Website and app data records
+++

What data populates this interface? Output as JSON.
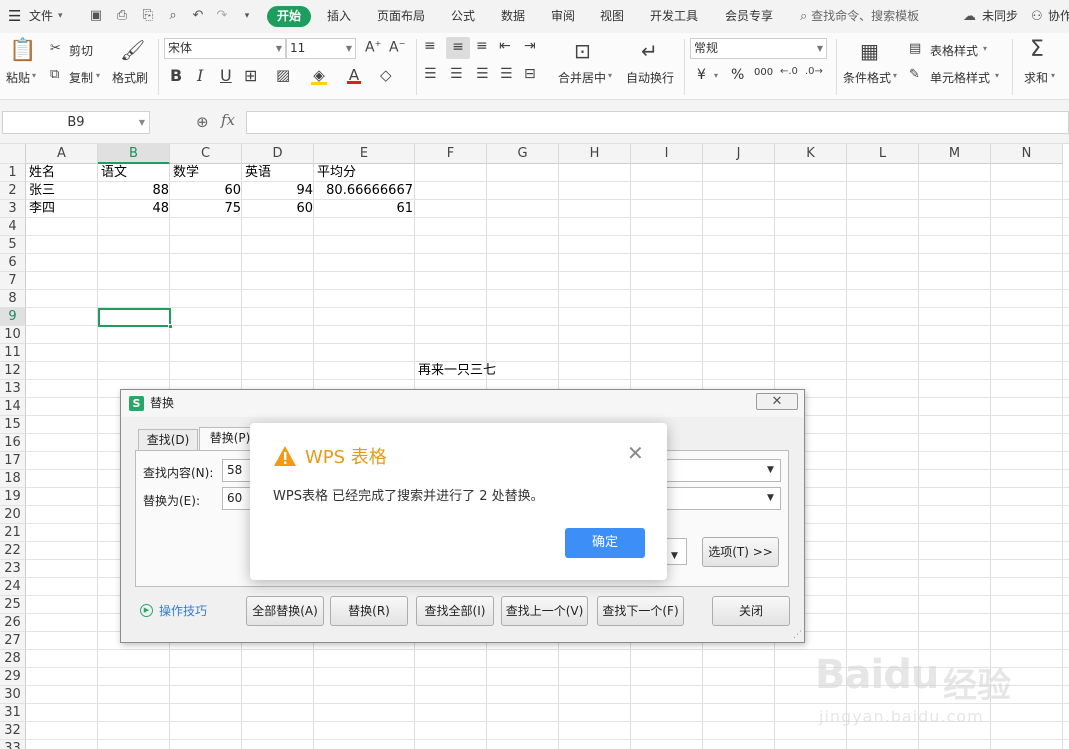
{
  "menubar": {
    "file": "文件",
    "tabs": [
      "开始",
      "插入",
      "页面布局",
      "公式",
      "数据",
      "审阅",
      "视图",
      "开发工具",
      "会员专享"
    ],
    "search": "查找命令、搜索模板",
    "sync": "未同步",
    "collab": "协作"
  },
  "ribbon": {
    "paste": "粘贴",
    "cut": "剪切",
    "copy": "复制",
    "format_painter": "格式刷",
    "font_name": "宋体",
    "font_size": "11",
    "bold": "B",
    "italic": "I",
    "underline": "U",
    "merge_center": "合并居中",
    "wrap_text": "自动换行",
    "number_format": "常规",
    "currency": "¥",
    "percent": "%",
    "thousands": "000",
    "cond_format": "条件格式",
    "table_style": "表格样式",
    "cell_style": "单元格样式",
    "sum": "求和"
  },
  "formula_bar": {
    "name_box": "B9",
    "fx": "fx",
    "value": ""
  },
  "sheet": {
    "columns": [
      "A",
      "B",
      "C",
      "D",
      "E",
      "F",
      "G",
      "H",
      "I",
      "J",
      "K",
      "L",
      "M",
      "N"
    ],
    "selected_column": "B",
    "selected_row": 9,
    "row_count": 33,
    "header_row": [
      "姓名",
      "语文",
      "数学",
      "英语",
      "平均分"
    ],
    "rows": [
      [
        "张三",
        "88",
        "60",
        "94",
        "80.66666667"
      ],
      [
        "李四",
        "48",
        "75",
        "60",
        "61"
      ]
    ],
    "note_cell": "再来一只三七"
  },
  "replace_dialog": {
    "title": "替换",
    "close": "✕",
    "tab_find": "查找(D)",
    "tab_replace": "替换(P)",
    "find_label": "查找内容(N):",
    "find_value": "58",
    "replace_label": "替换为(E):",
    "replace_value": "60",
    "options": "选项(T) >>",
    "tips": "操作技巧",
    "btn_replace_all": "全部替换(A)",
    "btn_replace": "替换(R)",
    "btn_find_all": "查找全部(I)",
    "btn_find_prev": "查找上一个(V)",
    "btn_find_next": "查找下一个(F)",
    "btn_close": "关闭"
  },
  "message_box": {
    "title": "WPS 表格",
    "message": "WPS表格 已经完成了搜索并进行了 2 处替换。",
    "ok": "确定",
    "accent_color": "#e59a1b",
    "button_color": "#3e8ef7"
  },
  "watermark": {
    "brand": "Baidu",
    "cn": "经验",
    "url": "jingyan.baidu.com"
  },
  "colors": {
    "accent_green": "#1f9d5f"
  }
}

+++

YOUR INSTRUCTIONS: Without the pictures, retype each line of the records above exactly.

RESPONSE BOX:
What data populates this interface? Output as JSON.
{
  "menubar": {
    "file": "文件",
    "tabs": [
      "开始",
      "插入",
      "页面布局",
      "公式",
      "数据",
      "审阅",
      "视图",
      "开发工具",
      "会员专享"
    ],
    "search": "查找命令、搜索模板",
    "sync": "未同步",
    "collab": "协作"
  },
  "ribbon": {
    "paste": "粘贴",
    "cut": "剪切",
    "copy": "复制",
    "format_painter": "格式刷",
    "font_name": "宋体",
    "font_size": "11",
    "bold": "B",
    "italic": "I",
    "underline": "U",
    "merge_center": "合并居中",
    "wrap_text": "自动换行",
    "number_format": "常规",
    "currency": "¥",
    "percent": "%",
    "thousands": "000",
    "cond_format": "条件格式",
    "table_style": "表格样式",
    "cell_style": "单元格样式",
    "sum": "求和"
  },
  "formula_bar": {
    "name_box": "B9",
    "fx": "fx",
    "value": ""
  },
  "sheet": {
    "columns": [
      "A",
      "B",
      "C",
      "D",
      "E",
      "F",
      "G",
      "H",
      "I",
      "J",
      "K",
      "L",
      "M",
      "N"
    ],
    "selected_column": "B",
    "selected_row": 9,
    "row_count": 33,
    "header_row": [
      "姓名",
      "语文",
      "数学",
      "英语",
      "平均分"
    ],
    "rows": [
      [
        "张三",
        "88",
        "60",
        "94",
        "80.66666667"
      ],
      [
        "李四",
        "48",
        "75",
        "60",
        "61"
      ]
    ],
    "note_cell": "再来一只三七"
  },
  "replace_dialog": {
    "title": "替换",
    "close": "✕",
    "tab_find": "查找(D)",
    "tab_replace": "替换(P)",
    "find_label": "查找内容(N):",
    "find_value": "58",
    "replace_label": "替换为(E):",
    "replace_value": "60",
    "options": "选项(T) >>",
    "tips": "操作技巧",
    "btn_replace_all": "全部替换(A)",
    "btn_replace": "替换(R)",
    "btn_find_all": "查找全部(I)",
    "btn_find_prev": "查找上一个(V)",
    "btn_find_next": "查找下一个(F)",
    "btn_close": "关闭"
  },
  "message_box": {
    "title": "WPS 表格",
    "message": "WPS表格 已经完成了搜索并进行了 2 处替换。",
    "ok": "确定",
    "accent_color": "#e59a1b",
    "button_color": "#3e8ef7"
  },
  "watermark": {
    "brand": "Baidu",
    "cn": "经验",
    "url": "jingyan.baidu.com"
  },
  "colors": {
    "accent_green": "#1f9d5f"
  }
}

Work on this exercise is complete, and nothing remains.